The physical activity guidelines from the NHS website state that children from the ages of 5-18yrs should be getting at least 60 mins of moderate to vigorous aerobic activity in per day! Plus movement skills and resistance training at least 3 days per week to help develop bones and muscle strength which can include sports, gymnastics, body weight exercise and weight training. Weight training from a younger age has shown improvements to ligament thickness and is not harmful to children’s development.

NHS physical activity guidelines for children
Grzelak et al (2012) PMID 22447073
Faigenbaum et al (2017) ACSM

Myth 7 – I just want to tone my muscles

It is a complete myth that muscles are soft and that you need to train with light weights and high reps to make them hard. Muscle only increases and decrease in size so if you want to ‘Tone’ you should do strength training and have a good nutrition plan.

Phillips, S. M. (2014). A brief review of critical processes in exercise-induced muscular hypertrophy. Sports Medicine, 44, 71-77
Snijders, T et al. (2017). Muscle fibre capillarization. Journal of cachexia, sarcopenia and muscle, 8(2), 267-276

A girl using a fitness machine in the gym at Cofton

Myth 8 – Cardio is best for weight loss

There was an interesting article by Dr. Michael Mosley where he makes the bold claim that cardio doesn’t help with weight loss. He is right if you cannot maintain a calorie deficit. Cardio exercise is more systemically demanding which will make you more hungry meaning that you eat more thus not sustaining a caloric deficit.

Ballantyne, C. (2017). The Great Cardio Myth.
Sherman, J. The Effects of a Calorie Deficit on Body Composition. The Undergraduate 2020 Spectrum, 28.

Myth 9 – No pain no gain

This is a load of nonsense. You can get health and fitness benefits from working at as little as 50% of your max capacity for one session per week of resistance training.
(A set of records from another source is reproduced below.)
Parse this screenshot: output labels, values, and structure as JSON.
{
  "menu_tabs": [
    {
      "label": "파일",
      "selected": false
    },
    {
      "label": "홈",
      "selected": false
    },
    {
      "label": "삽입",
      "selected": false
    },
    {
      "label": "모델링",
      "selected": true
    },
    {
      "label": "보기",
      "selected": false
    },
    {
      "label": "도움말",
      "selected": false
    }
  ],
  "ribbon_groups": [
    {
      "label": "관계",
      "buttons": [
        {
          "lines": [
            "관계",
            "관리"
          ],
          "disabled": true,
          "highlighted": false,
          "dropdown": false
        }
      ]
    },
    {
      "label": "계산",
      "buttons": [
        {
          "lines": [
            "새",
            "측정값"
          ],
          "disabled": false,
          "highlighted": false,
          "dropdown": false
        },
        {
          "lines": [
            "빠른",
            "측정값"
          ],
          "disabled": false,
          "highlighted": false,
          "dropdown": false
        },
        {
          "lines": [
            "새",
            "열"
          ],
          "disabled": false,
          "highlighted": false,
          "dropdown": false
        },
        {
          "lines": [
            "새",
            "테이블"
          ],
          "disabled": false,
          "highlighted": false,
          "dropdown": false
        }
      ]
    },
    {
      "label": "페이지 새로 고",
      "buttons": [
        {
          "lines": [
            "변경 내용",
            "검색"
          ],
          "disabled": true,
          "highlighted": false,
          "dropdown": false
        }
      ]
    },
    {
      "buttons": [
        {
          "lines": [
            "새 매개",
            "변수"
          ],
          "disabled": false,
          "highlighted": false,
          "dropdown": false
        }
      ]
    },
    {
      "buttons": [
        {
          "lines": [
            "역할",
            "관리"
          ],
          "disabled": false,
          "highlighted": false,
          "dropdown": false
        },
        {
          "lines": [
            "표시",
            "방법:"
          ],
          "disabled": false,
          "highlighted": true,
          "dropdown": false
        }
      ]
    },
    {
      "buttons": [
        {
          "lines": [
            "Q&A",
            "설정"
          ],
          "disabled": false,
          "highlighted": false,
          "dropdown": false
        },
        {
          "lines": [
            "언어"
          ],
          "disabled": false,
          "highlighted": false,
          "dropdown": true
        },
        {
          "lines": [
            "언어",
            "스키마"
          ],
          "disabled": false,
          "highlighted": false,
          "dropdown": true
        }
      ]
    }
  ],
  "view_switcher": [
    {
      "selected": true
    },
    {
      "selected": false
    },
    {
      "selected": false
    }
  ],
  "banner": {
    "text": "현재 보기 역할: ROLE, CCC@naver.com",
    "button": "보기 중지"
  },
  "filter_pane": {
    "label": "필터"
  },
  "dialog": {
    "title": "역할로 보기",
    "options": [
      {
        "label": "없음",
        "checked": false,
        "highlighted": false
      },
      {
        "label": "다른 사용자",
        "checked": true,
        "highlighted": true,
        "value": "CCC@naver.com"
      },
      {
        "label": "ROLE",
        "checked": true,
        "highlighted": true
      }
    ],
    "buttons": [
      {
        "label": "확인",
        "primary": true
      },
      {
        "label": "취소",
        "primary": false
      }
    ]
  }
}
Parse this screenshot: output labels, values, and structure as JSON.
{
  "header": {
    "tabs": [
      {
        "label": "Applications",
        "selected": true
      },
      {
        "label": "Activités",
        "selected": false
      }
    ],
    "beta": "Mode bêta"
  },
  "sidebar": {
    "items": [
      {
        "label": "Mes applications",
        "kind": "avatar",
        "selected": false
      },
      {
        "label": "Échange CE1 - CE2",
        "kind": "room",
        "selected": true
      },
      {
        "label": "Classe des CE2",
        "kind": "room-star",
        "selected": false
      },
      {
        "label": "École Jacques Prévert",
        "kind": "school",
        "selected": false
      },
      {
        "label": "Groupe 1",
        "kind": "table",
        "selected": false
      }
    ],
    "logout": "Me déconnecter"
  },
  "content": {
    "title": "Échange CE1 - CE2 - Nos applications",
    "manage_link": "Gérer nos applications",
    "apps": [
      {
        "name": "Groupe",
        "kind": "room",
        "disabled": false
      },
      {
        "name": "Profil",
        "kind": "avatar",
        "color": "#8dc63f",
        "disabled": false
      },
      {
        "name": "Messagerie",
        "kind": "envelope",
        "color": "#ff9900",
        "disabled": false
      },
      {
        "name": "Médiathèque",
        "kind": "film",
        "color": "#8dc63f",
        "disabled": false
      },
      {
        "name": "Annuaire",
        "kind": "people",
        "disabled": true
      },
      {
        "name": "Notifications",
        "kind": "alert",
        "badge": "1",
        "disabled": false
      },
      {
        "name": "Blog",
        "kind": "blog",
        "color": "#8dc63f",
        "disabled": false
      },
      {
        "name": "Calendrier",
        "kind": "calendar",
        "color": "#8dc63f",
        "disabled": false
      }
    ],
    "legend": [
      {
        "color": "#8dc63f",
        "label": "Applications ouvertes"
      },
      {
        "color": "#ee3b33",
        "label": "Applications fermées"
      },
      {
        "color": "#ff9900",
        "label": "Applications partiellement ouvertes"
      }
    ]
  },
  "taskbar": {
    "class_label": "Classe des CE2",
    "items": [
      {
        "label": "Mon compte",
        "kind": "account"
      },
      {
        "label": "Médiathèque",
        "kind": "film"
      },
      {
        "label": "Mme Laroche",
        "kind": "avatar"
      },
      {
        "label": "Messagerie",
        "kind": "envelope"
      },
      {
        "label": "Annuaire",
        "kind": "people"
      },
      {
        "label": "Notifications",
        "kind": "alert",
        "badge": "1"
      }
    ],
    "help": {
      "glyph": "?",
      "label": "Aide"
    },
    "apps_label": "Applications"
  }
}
If you want to progress with your strength, conditioning and toning then you need to go to the gym at least twice per week and also get 150 mins of moderate aerobic activity in a week with a healthy nutrition plan.

NHS physical activity guidelines
Behm, D. G et al (2023). Minimalist training: Is lower dosage or intensity resistance training effective to improve physical fitness? A narrative review. Sports Medicine, 1-14.

Myth 10 – You can get hurt lifting weights

The gym is the safest place for you to get strong; much safer than hiking in the hills or playing sport. Machines are designed to be super easy to use and you can’t use them in the wrong way as they mostly only do one movement. If you are going to hurt yourself, you are better off doing it trying to get stronger as you’ll be better for it. Lifting technique isn’t so important that you should avoid exercise and lifting heavy weights without a neutral spine hasn’t been shown to cause greater risk of injury. Stronger people are less likely to get injured.

Saraceni et al (2020) PMID 31775556.
Kadlec et al (2023) Sports Med Open,9(1)


If you’re looking for help to achieve your personal fitness goals, our one-to-one Personal Training service offers a program tailored for you. Our Personal Trainer Lewis, is available to offer both fitness and nutritional advice as well as Personal Training programs. Please contact our Leisure Desk where one of the team will be happy to book you in for a consultation with Lewis.